Information provided »
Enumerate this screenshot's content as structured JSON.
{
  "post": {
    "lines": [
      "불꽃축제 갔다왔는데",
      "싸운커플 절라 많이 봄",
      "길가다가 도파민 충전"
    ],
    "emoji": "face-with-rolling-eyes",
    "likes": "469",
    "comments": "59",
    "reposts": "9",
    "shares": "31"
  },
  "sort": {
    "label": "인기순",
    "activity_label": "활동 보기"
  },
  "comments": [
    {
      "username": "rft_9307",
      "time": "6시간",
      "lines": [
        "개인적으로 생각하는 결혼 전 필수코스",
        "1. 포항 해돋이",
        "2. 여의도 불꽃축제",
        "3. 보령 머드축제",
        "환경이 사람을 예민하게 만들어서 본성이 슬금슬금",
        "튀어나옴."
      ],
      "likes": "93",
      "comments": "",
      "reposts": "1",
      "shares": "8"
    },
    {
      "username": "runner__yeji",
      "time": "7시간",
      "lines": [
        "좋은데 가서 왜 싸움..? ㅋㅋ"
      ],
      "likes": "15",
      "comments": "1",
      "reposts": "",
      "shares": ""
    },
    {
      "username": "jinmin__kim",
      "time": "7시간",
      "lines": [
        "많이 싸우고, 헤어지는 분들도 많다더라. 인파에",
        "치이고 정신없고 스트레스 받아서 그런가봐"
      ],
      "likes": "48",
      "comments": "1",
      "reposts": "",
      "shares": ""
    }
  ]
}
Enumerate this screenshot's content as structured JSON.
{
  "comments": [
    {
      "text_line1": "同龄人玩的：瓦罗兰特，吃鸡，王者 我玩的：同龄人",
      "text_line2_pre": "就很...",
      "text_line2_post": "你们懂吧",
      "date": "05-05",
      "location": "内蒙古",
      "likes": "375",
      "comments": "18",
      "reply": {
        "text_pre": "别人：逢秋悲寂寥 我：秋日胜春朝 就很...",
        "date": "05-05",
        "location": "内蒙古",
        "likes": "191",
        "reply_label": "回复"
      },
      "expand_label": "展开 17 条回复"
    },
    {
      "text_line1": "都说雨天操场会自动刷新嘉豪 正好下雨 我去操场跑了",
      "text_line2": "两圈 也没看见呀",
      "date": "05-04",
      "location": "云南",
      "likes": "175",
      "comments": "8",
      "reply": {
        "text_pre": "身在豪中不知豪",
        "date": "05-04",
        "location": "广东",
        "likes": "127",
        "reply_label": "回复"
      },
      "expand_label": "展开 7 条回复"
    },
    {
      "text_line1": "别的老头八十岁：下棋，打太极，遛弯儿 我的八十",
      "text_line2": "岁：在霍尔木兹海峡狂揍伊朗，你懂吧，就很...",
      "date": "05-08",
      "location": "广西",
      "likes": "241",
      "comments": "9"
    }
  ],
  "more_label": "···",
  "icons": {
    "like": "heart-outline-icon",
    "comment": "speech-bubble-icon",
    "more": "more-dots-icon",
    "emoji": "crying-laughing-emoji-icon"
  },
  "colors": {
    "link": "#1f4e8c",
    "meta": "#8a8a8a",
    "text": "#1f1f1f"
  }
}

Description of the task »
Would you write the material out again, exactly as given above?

Result for this task »
Enumerate this screenshot's content as structured JSON.
{
  "post": {
    "lines": [
      "불꽃축제 갔다왔는데",
      "싸운커플 절라 많이 봄",
      "길가다가 도파민 충전"
    ],
    "emoji": "face-with-rolling-eyes",
    "likes": "469",
    "comments": "59",
    "reposts": "9",
    "shares": "31"
  },
  "sort": {
    "label": "인기순",
    "activity_label": "활동 보기"
  },
  "comments": [
    {
      "username": "rft_9307",
      "time": "6시간",
      "lines": [
        "개인적으로 생각하는 결혼 전 필수코스",
        "1. 포항 해돋이",
        "2. 여의도 불꽃축제",
        "3. 보령 머드축제",
        "환경이 사람을 예민하게 만들어서 본성이 슬금슬금",
        "튀어나옴."
      ],
      "likes": "93",
      "comments": "",
      "reposts": "1",
      "shares": "8"
    },
    {
      "username": "runner__yeji",
      "time": "7시간",
      "lines": [
        "좋은데 가서 왜 싸움..? ㅋㅋ"
      ],
      "likes": "15",
      "comments": "1",
      "reposts": "",
      "shares": ""
    },
    {
      "username": "jinmin__kim",
      "time": "7시간",
      "lines": [
        "많이 싸우고, 헤어지는 분들도 많다더라. 인파에",
        "치이고 정신없고 스트레스 받아서 그런가봐"
      ],
      "likes": "48",
      "comments": "1",
      "reposts": "",
      "shares": ""
    }
  ]
}
Enumerate this screenshot's content as structured JSON.
{
  "comments": [
    {
      "text_line1": "同龄人玩的：瓦罗兰特，吃鸡，王者 我玩的：同龄人",
      "text_line2_pre": "就很...",
      "text_line2_post": "你们懂吧",
      "date": "05-05",
      "location": "内蒙古",
      "likes": "375",
      "comments": "18",
      "reply": {
        "text_pre": "别人：逢秋悲寂寥 我：秋日胜春朝 就很...",
        "date": "05-05",
        "location": "内蒙古",
        "likes": "191",
        "reply_label": "回复"
      },
      "expand_label": "展开 17 条回复"
    },
    {
      "text_line1": "都说雨天操场会自动刷新嘉豪 正好下雨 我去操场跑了",
      "text_line2": "两圈 也没看见呀",
      "date": "05-04",
      "location": "云南",
      "likes": "175",
      "comments": "8",
      "reply": {
        "text_pre": "身在豪中不知豪",
        "date": "05-04",
        "location": "广东",
        "likes": "127",
        "reply_label": "回复"
      },
      "expand_label": "展开 7 条回复"
    },
    {
      "text_line1": "别的老头八十岁：下棋，打太极，遛弯儿 我的八十",
      "text_line2": "岁：在霍尔木兹海峡狂揍伊朗，你懂吧，就很...",
      "date": "05-08",
      "location": "广西",
      "likes": "241",
      "comments": "9"
    }
  ],
  "more_label": "···",
  "icons": {
    "like": "heart-outline-icon",
    "comment": "speech-bubble-icon",
    "more": "more-dots-icon",
    "emoji": "crying-laughing-emoji-icon"
  },
  "colors": {
    "link": "#1f4e8c",
    "meta": "#8a8a8a",
    "text": "#1f1f1f"
  }
}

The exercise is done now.